Polycystic ovarian syndrome, also known as PCOS is one of the prevalent reproductive disorders in women and among the leading causes of infertility globally. With about one in every ten females being afflicted by PCOS in India, it’s high time that this syndrome was brought out into the limelight and awareness created as it goes undetected for many years in most women.
This syndrome was first described as early as 1935 and comprises of a number of symptoms that vary from one patient to another. In some women, this hormonal disorder may present as infrequent menstrual periods, while in others it may present as prolonged bleeding. The ovaries here contain numerous immature eggs that do not mature, and hence the concept of the fluid-filled ‘cysts’ in ovaries. However, PCOS isn’t just about these cysts, but an amalgamation of gynecological, cosmetic and metabolic disorders.

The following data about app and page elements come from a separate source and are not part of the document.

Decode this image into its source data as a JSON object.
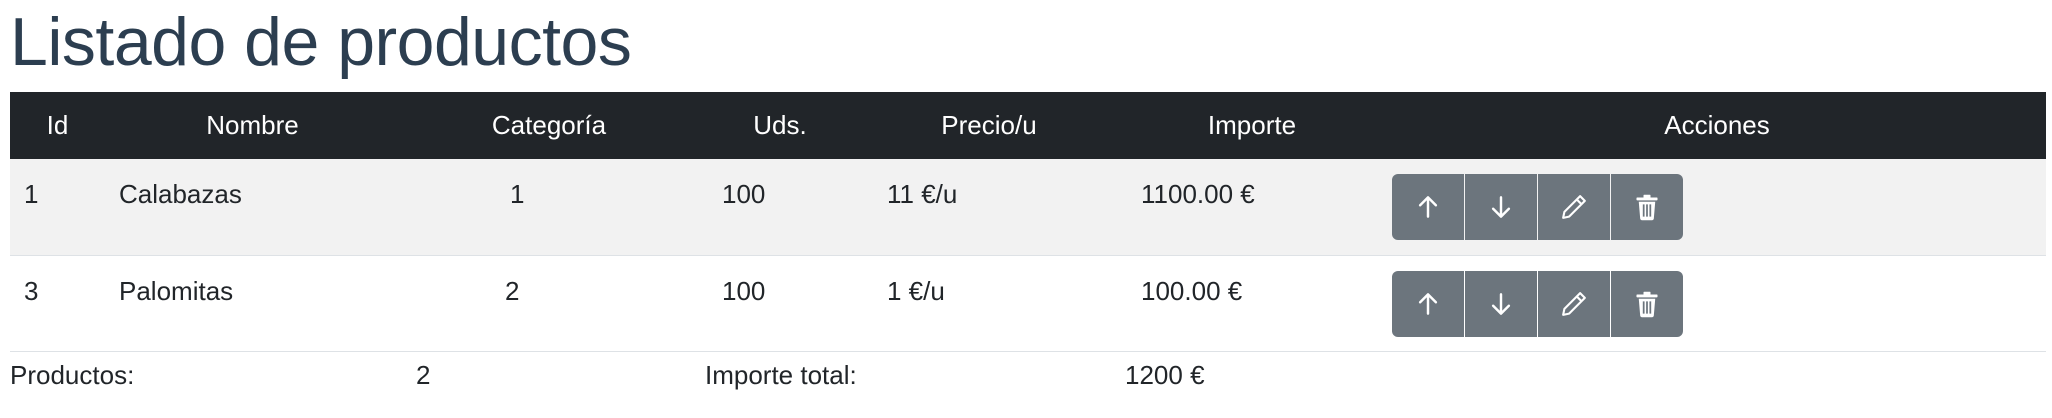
{
  "page": {
    "title": "Listado de productos"
  },
  "table": {
    "headers": {
      "id": "Id",
      "nombre": "Nombre",
      "categoria": "Categoría",
      "uds": "Uds.",
      "precio": "Precio/u",
      "importe": "Importe",
      "acciones": "Acciones"
    },
    "rows": [
      {
        "id": "1",
        "nombre": "Calabazas",
        "categoria": "1",
        "uds": "100",
        "precio": "11 €/u",
        "importe": "1100.00 €"
      },
      {
        "id": "3",
        "nombre": "Palomitas",
        "categoria": "2",
        "uds": "100",
        "precio": "1 €/u",
        "importe": "100.00 €"
      }
    ],
    "actions": {
      "up": "arrow-up-icon",
      "down": "arrow-down-icon",
      "edit": "pencil-icon",
      "delete": "trash-icon"
    }
  },
  "footer": {
    "productos_label": "Productos:",
    "productos_value": "2",
    "importe_label": "Importe total:",
    "importe_value": "1200 €"
  },
  "colors": {
    "header_bg": "#212529",
    "title": "#2c3e50",
    "button_bg": "#6c757d",
    "stripe": "#f2f2f2"
  }
}
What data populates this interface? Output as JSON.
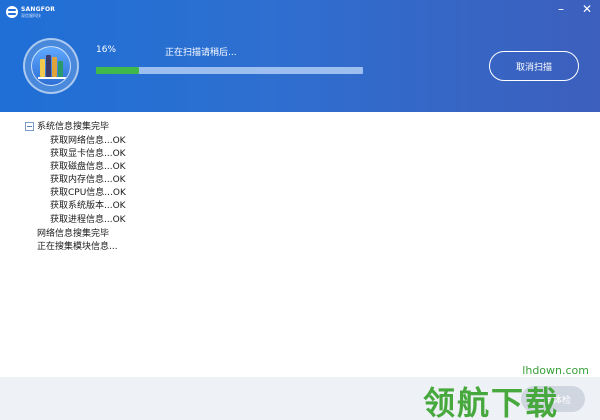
{
  "brand": {
    "name": "SANGFOR",
    "sub": "深信服科技"
  },
  "window": {
    "minimize": "–",
    "close": "✕"
  },
  "scan": {
    "percent_label": "16%",
    "progress": 0.16,
    "status": "正在扫描请稍后...",
    "cancel_label": "取消扫描"
  },
  "log": {
    "items": [
      "系统信息搜集完毕",
      "获取网络信息...OK",
      "获取显卡信息...OK",
      "获取磁盘信息...OK",
      "获取内存信息...OK",
      "获取CPU信息...OK",
      "获取系统版本...OK",
      "获取进程信息...OK",
      "网络信息搜集完毕",
      "正在搜集模块信息..."
    ]
  },
  "footer": {
    "start_label": "开始体检"
  },
  "watermark": {
    "url": "lhdown.com",
    "logo": "领航下载"
  },
  "colors": {
    "header": "#2e6fd0",
    "progress_fill": "#41b94a",
    "progress_track": "#9dbff0"
  }
}
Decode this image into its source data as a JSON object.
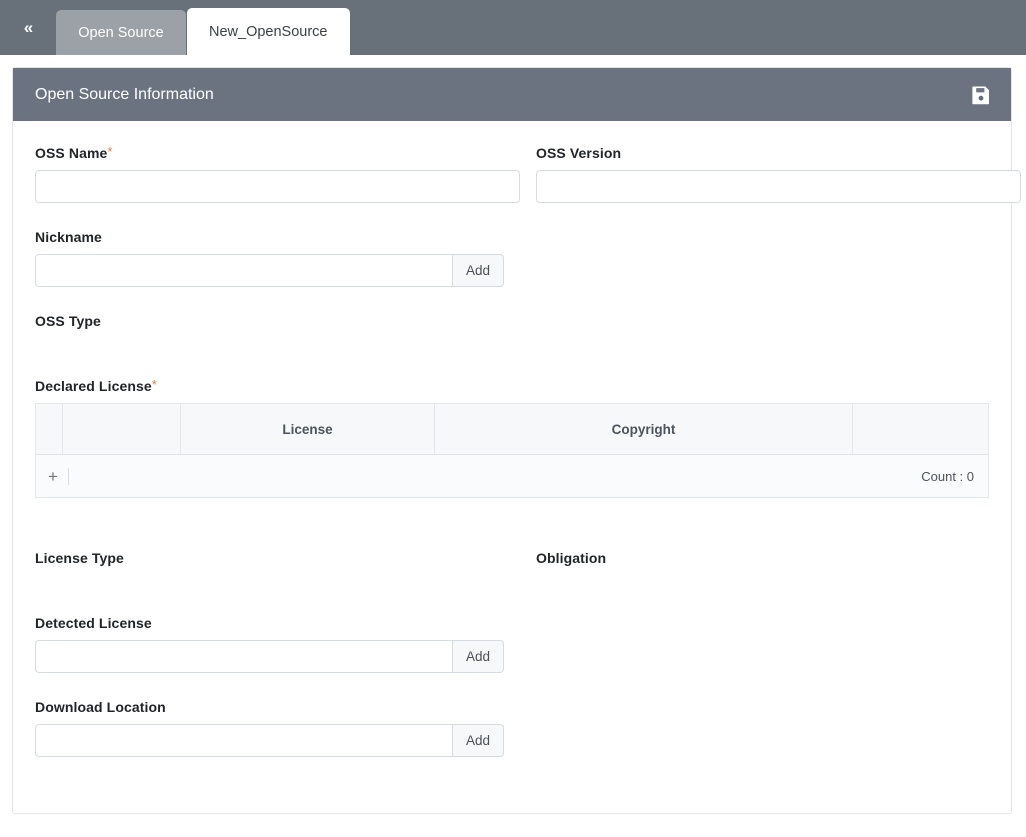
{
  "tabbar": {
    "collapse_label": "«",
    "collapse_icon": "chevron-double-left-icon",
    "tabs": [
      {
        "label": "Open Source",
        "active": false
      },
      {
        "label": "New_OpenSource",
        "active": true
      }
    ]
  },
  "panel": {
    "title": "Open Source Information",
    "save_icon": "save-floppy-icon",
    "header_color": "#6b7381"
  },
  "form": {
    "oss_name": {
      "label": "OSS Name",
      "required_marker": "*",
      "value": "",
      "placeholder": ""
    },
    "oss_version": {
      "label": "OSS Version",
      "value": "",
      "placeholder": ""
    },
    "nickname": {
      "label": "Nickname",
      "value": "",
      "placeholder": "",
      "add_label": "Add"
    },
    "oss_type": {
      "label": "OSS Type"
    },
    "declared_license": {
      "label": "Declared License",
      "required_marker": "*"
    },
    "license_type": {
      "label": "License Type"
    },
    "obligation": {
      "label": "Obligation"
    },
    "detected_license": {
      "label": "Detected License",
      "value": "",
      "placeholder": "",
      "add_label": "Add"
    },
    "download_location": {
      "label": "Download Location",
      "value": "",
      "placeholder": "",
      "add_label": "Add"
    }
  },
  "license_grid": {
    "columns": [
      "",
      "",
      "License",
      "Copyright",
      ""
    ],
    "rows": [],
    "add_row_icon": "plus-icon",
    "count_label": "Count : 0"
  },
  "colors": {
    "tabbar_bg": "#68707a",
    "tab_inactive_bg": "#9ba1a7",
    "panel_header_bg": "#6b7381",
    "required_asterisk": "#f07c3e",
    "input_border": "#d5dbe0"
  }
}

The patient may present with scanty, irregular or heavy periods, which are themselves red flags for PCOS in adolescents. Along with this, the female can also develop acne, facial hair, a heavier voice and thinning of scalp hair to various degrees….these cosmetic symptoms can lead to depression in the young adolescent mind and cause them to shy away from society. For some unknown reason, females with PCOS are also found to be more prone to developing Type 2 diabetes, heart disease and thyroid disease.
In normal females, the ovaries produce both the male and female hormones, but in patients with PCOS, the balance gets deranged with excessive secretion of the male hormone.
It’s often diagnosed when women are finding it difficult to get pregnant and seek medical help. And for those that do get pregnant, there are higher chances of miscarriage due to insufficient hormones to support the pregnancy. Its prevalence is more among the 15-30 years age group among Indians, more so in those who are obese. Early diagnosis and treatment can help control symptoms and prevent infertility and other related health complications from developing.
A number of causative factors have been postulated for PCOS; excess insulin is believed to play a role here as cells become resistant to insulin, resulting in higher blood sugar levels and an associated higher circulating insulin levels. This excessive insulin increases androgen production by the ovaries, resulting in problems with ovulation and pregnancy. People with ongoing low-grade inflammation also stimulate polycystic ovaries to produce more androgens, thereby creating an imbalance. All these are aside from the hereditary factor where PCOS runs in families.
Diagnosis of the condition is through history-taking and checking for blood sugar, insulin and testosterone levels coupled up with an ultrasound of the uterus and ovaries.
Treatment includes lifestyle changes including losing weight, more exercise, and medications to promote and regulate ovulation.
However, the need of the hour is increasing awareness of this syndrome to the public.